Researchers are examining 250 pieces of recovered electronic equipment, including conventional hard drives and solid-state drives, the association noted in a release. They’ll be looking to see if any sensitive data remains.
The concept of doing random testing of information destruction technology for its efficacy has been in place since at least 2000. That’s when a team of researchers obtained 158 random used hard drives and used forensic analysis to check whether they had truly been wiped of all data, according to NAID.
Researchers were surprised to find personal information remained on many of the devices.
“As startling as that result was, so was the discovery that some of the hard drives on which personal information was found had previously been deployed in government, banking, and healthcare, all of which have regulations protecting their associated data,” according to the release.
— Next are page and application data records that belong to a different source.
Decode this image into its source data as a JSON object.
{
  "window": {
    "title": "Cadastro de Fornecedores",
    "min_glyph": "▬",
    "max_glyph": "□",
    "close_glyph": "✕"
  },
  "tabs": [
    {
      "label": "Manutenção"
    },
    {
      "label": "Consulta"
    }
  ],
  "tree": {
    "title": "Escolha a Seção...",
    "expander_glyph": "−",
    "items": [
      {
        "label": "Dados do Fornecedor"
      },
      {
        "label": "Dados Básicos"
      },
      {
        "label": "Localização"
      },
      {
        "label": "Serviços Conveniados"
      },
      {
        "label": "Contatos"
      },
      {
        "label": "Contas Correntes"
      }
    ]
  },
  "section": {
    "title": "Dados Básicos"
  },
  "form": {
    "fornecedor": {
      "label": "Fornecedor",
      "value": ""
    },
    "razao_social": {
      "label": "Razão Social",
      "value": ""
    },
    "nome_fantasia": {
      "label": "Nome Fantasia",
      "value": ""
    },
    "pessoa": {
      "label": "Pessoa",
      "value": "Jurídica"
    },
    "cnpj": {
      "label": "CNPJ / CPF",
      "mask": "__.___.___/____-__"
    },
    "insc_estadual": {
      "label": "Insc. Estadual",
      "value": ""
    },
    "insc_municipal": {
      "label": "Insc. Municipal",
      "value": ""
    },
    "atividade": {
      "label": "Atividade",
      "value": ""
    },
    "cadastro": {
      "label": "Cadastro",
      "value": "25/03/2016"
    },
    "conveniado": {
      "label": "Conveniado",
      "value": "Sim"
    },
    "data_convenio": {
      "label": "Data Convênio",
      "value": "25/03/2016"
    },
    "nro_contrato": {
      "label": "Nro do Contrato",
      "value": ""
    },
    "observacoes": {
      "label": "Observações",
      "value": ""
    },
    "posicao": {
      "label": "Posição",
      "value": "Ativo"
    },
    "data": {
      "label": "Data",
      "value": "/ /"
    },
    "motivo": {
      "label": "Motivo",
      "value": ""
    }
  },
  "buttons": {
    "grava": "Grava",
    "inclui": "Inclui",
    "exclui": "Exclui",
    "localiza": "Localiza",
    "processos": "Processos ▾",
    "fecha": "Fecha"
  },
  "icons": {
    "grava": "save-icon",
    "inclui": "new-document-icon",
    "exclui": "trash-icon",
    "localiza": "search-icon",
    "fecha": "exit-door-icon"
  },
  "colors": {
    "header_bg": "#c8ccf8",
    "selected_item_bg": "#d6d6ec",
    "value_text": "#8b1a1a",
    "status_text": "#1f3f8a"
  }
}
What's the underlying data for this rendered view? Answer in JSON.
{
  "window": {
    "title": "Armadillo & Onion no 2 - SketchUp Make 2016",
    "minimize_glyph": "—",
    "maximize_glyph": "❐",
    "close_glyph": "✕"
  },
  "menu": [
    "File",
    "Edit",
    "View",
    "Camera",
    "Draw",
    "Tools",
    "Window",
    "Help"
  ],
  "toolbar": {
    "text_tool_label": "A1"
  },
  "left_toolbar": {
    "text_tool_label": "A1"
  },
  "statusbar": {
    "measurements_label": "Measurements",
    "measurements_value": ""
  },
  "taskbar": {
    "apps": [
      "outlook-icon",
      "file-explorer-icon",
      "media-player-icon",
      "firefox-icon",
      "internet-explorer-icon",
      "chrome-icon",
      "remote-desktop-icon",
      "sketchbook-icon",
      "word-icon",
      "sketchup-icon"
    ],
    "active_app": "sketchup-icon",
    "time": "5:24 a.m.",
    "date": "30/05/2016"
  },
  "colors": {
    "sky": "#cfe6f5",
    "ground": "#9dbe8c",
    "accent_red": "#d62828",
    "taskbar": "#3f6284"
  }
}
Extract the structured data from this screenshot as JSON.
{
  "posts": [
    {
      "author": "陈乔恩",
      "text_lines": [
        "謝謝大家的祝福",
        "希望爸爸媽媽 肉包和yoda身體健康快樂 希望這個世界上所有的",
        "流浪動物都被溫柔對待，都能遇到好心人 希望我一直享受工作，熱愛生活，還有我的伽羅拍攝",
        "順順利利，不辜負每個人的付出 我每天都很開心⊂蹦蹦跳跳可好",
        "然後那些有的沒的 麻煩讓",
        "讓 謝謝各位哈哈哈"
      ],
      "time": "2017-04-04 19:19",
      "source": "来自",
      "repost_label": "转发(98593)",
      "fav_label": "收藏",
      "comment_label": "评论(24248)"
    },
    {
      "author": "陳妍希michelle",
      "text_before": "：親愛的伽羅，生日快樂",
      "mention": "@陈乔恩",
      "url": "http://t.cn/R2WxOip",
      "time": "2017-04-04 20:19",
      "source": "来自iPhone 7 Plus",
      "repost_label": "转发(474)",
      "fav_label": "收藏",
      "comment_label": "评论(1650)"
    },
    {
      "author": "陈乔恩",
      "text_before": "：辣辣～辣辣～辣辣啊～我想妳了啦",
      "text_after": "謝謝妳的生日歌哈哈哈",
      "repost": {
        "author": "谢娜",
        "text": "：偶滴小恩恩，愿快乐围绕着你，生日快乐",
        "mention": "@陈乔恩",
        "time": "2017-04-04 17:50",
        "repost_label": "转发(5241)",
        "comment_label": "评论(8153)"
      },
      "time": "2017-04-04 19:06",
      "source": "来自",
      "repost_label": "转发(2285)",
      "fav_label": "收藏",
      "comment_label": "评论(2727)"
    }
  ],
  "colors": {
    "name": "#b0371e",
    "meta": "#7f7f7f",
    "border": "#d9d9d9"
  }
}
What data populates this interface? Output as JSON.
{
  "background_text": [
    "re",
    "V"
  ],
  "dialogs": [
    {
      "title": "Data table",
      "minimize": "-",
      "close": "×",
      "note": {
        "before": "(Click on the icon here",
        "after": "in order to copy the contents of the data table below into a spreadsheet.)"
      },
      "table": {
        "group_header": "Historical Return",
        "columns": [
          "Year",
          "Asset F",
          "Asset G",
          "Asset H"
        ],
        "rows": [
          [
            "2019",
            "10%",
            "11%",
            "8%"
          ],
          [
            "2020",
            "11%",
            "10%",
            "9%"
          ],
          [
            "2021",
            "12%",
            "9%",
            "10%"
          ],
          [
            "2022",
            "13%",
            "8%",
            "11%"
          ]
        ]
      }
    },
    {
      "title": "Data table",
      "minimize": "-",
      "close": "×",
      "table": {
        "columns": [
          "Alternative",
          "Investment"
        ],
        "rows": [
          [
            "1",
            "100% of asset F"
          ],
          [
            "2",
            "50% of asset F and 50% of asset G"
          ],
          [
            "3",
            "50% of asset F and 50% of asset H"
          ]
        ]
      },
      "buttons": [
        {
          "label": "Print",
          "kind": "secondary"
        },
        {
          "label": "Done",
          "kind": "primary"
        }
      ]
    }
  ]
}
In its new study, NAID says “there will be no public shaming” of data destruction companies that failed to completely destroy personal information. Instead, the data will be aggregated when it’s presented to the public. But NAID plans to offer its specific findings to regulators, “should they wish to investigate further.”
Although NAID is paying for the study, the research is being carried out by a third party to avoid any conflict of interest and ensure reliability, according to NAID. The results will be released during the group’s annual conference, to be held March 22-24 in Las Vegas.